  • potential of remaining tooth structure and oral tissues to support restorations;
  • microbial factors related to complete dentures;
  • functional forces affecting complete dentures;
  • most important decisive factors in the selection of the type of prosthesis;
  • most important factors affecting adaptation to the use of prosthesis;
  • importance of existing prostheses in the patient’s mouth for individual diagnosis and selection of therapy;
  • general principles for design of dental prostheses regarding aesthetics, vertical and lateral stability and retention, as well as risk of damage to the supporting structures and to the prosthesis itself;
  • options and limitations associated with implant-supported prosthetics;
  • the most common implant systems in use;
  • surgical and prosthetic indications and contraindications for implant-supported prostheses;
  • biocompatibility of dental implant materials;
  • tissue reactions on osseointegration of implanted biomaterials;
  • expected forces to act on a single implant or on a group of implants supporting dental prostheses;
  • procedures when performing implant-supported prosthetic treatment;
  • radiological screening techniques appropriate for planning and follow up of implant-supported prosthetic treatment;
  • importance of a structured dental hygiene regimen for the maintenance of implant-supported prosthetic treatment;
  • applicable National social security reimbursement rules.

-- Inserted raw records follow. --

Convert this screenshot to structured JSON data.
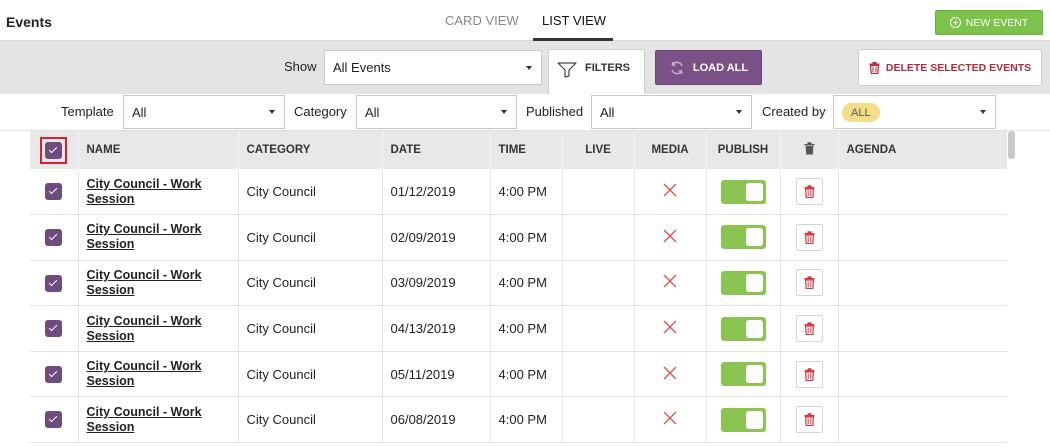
{
  "header": {
    "title": "Events",
    "tabs": [
      {
        "label": "CARD VIEW",
        "active": false
      },
      {
        "label": "LIST VIEW",
        "active": true
      }
    ],
    "new_event_label": "NEW EVENT"
  },
  "toolbar": {
    "show_label": "Show",
    "show_value": "All Events",
    "filters_label": "FILTERS",
    "load_all_label": "LOAD ALL",
    "delete_selected_label": "DELETE SELECTED EVENTS"
  },
  "filters": {
    "template_label": "Template",
    "template_value": "All",
    "category_label": "Category",
    "category_value": "All",
    "published_label": "Published",
    "published_value": "All",
    "created_by_label": "Created by",
    "created_by_value": "ALL"
  },
  "table": {
    "columns": [
      "NAME",
      "CATEGORY",
      "DATE",
      "TIME",
      "LIVE",
      "MEDIA",
      "PUBLISH",
      "AGENDA"
    ],
    "rows": [
      {
        "name": "City Council - Work Session",
        "category": "City Council",
        "date": "01/12/2019",
        "time": "4:00 PM",
        "checked": true,
        "published": true
      },
      {
        "name": "City Council - Work Session",
        "category": "City Council",
        "date": "02/09/2019",
        "time": "4:00 PM",
        "checked": true,
        "published": true
      },
      {
        "name": "City Council - Work Session",
        "category": "City Council",
        "date": "03/09/2019",
        "time": "4:00 PM",
        "checked": true,
        "published": true
      },
      {
        "name": "City Council - Work Session",
        "category": "City Council",
        "date": "04/13/2019",
        "time": "4:00 PM",
        "checked": true,
        "published": true
      },
      {
        "name": "City Council - Work Session",
        "category": "City Council",
        "date": "05/11/2019",
        "time": "4:00 PM",
        "checked": true,
        "published": true
      },
      {
        "name": "City Council - Work Session",
        "category": "City Council",
        "date": "06/08/2019",
        "time": "4:00 PM",
        "checked": true,
        "published": true
      }
    ]
  },
  "icons": {
    "new_event": "plus-circle-icon",
    "filters": "funnel-icon",
    "load_all": "refresh-icon",
    "delete": "trash-icon",
    "media_missing": "x-icon"
  },
  "colors": {
    "accent_purple": "#7a5288",
    "new_event_green": "#7dc24a",
    "publish_toggle": "#8cc452",
    "delete_red": "#b5293a",
    "highlight_outline": "#d42030"
  }
}
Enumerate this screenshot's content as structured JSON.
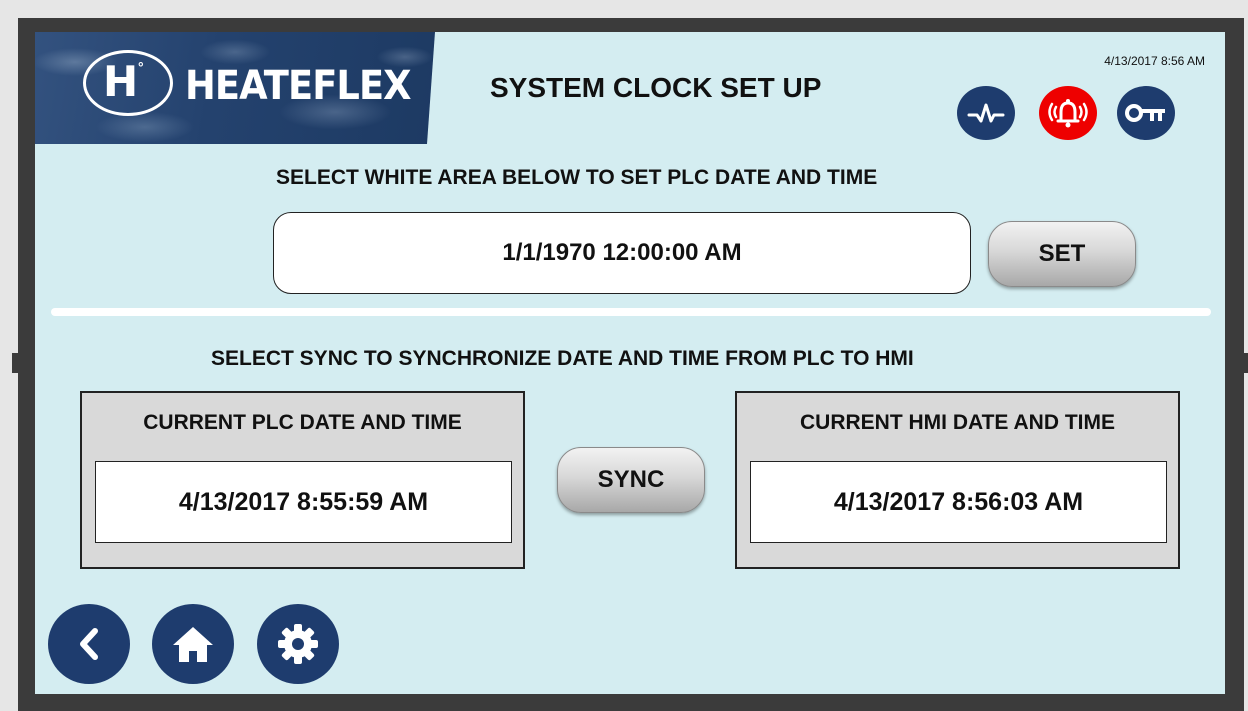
{
  "brand": {
    "name": "HEATEFLEX",
    "mark": "H",
    "mark_degree": "°"
  },
  "header": {
    "title": "SYSTEM CLOCK SET UP",
    "timestamp": "4/13/2017 8:56 AM",
    "buttons": [
      {
        "icon": "trend-pulse-icon"
      },
      {
        "icon": "alarm-bell-icon",
        "color": "#ee0000"
      },
      {
        "icon": "key-icon"
      }
    ]
  },
  "set_section": {
    "instruction": "SELECT WHITE AREA BELOW TO SET PLC DATE AND TIME",
    "entry_value": "1/1/1970 12:00:00 AM",
    "set_label": "SET"
  },
  "sync_section": {
    "instruction": "SELECT SYNC TO SYNCHRONIZE DATE AND TIME FROM PLC TO HMI",
    "sync_label": "SYNC",
    "plc_panel": {
      "title": "CURRENT PLC DATE AND TIME",
      "value": "4/13/2017 8:55:59 AM"
    },
    "hmi_panel": {
      "title": "CURRENT HMI DATE AND TIME",
      "value": "4/13/2017 8:56:03 AM"
    }
  },
  "footer_nav": [
    {
      "icon": "back-chevron-icon"
    },
    {
      "icon": "home-icon"
    },
    {
      "icon": "gear-icon"
    }
  ],
  "colors": {
    "screen_bg": "#d4edf1",
    "button_navy": "#1e3c6e",
    "alarm_red": "#ee0000",
    "bezel": "#3b3b3b"
  }
}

SKILLS OBJECTIVES

On completion of the course of study, students must be able to:

  • instruct patients in an adequate oral hygiene regimen individually adapted to the actual prosthetic situation;
  • plan and perform standard removable complete and partial denture treatment;
  • perform jaw registration on patients with or without teeth/implants;
  • use an articulator to simulate jaw movements when making complete dentures;
  • identify the most frequently used implant systems by means of clinical inspection and x-ray images;
  • recognize pathological conditions and bone loss around an implant as well as predisposing factors; 
  • recognize mechanical defects in and around  implant-supported prostheses;
  • instruct patients in an adequate oral hygiene regimen after treatment with implant-supported prostheses;
  • perform and complete clinically at least one single-tooth implant retained restoration in a patient.
Published Nov. 24, 2014 4:16 PM - Last modified Nov. 19, 2019 12:51 PM